:: Exercise description ::
Return all entries word for word, but drop any images.

:: Data records for software interfaces ::
──────────

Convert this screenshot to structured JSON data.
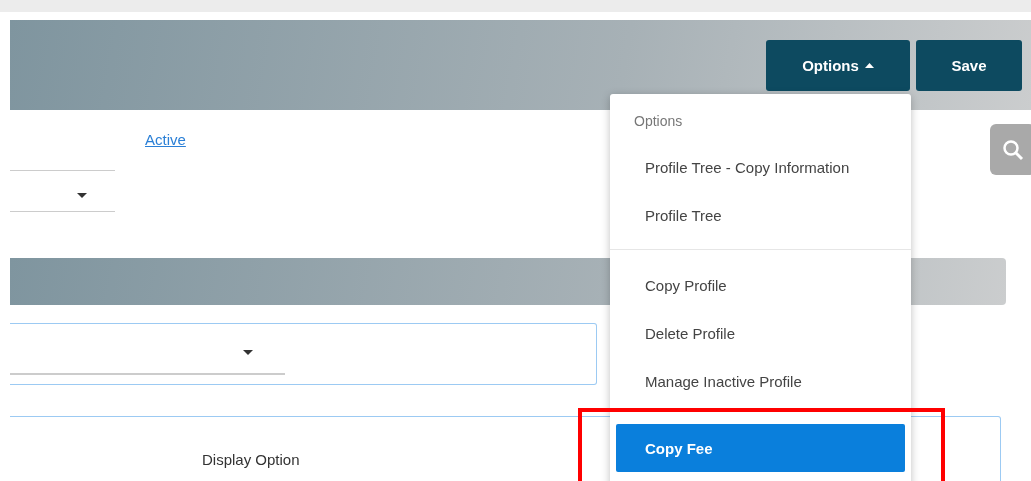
{
  "header": {
    "buttons": [
      {
        "label": "Options",
        "kind": "menu",
        "expanded": true
      },
      {
        "label": "Save",
        "kind": "plain"
      }
    ]
  },
  "status_link": "Active",
  "menu": {
    "heading": "Options",
    "groups": [
      [
        {
          "label": "Profile Tree - Copy Information",
          "selected": false
        },
        {
          "label": "Profile Tree",
          "selected": false
        }
      ],
      [
        {
          "label": "Copy Profile",
          "selected": false
        },
        {
          "label": "Delete Profile",
          "selected": false
        },
        {
          "label": "Manage Inactive Profile",
          "selected": false
        },
        {
          "label": "Copy Fee",
          "selected": true
        }
      ]
    ]
  },
  "display_option": "Display Option",
  "highlight": true
}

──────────

:: Written response ::
Convert this screenshot to structured JSON data.
{
  "header": {
    "buttons": [
      {
        "label": "Options",
        "kind": "menu",
        "expanded": true
      },
      {
        "label": "Save",
        "kind": "plain"
      }
    ]
  },
  "status_link": "Active",
  "menu": {
    "heading": "Options",
    "groups": [
      [
        {
          "label": "Profile Tree - Copy Information",
          "selected": false
        },
        {
          "label": "Profile Tree",
          "selected": false
        }
      ],
      [
        {
          "label": "Copy Profile",
          "selected": false
        },
        {
          "label": "Delete Profile",
          "selected": false
        },
        {
          "label": "Manage Inactive Profile",
          "selected": false
        },
        {
          "label": "Copy Fee",
          "selected": true
        }
      ]
    ]
  },
  "display_option": "Display Option",
  "highlight": true
}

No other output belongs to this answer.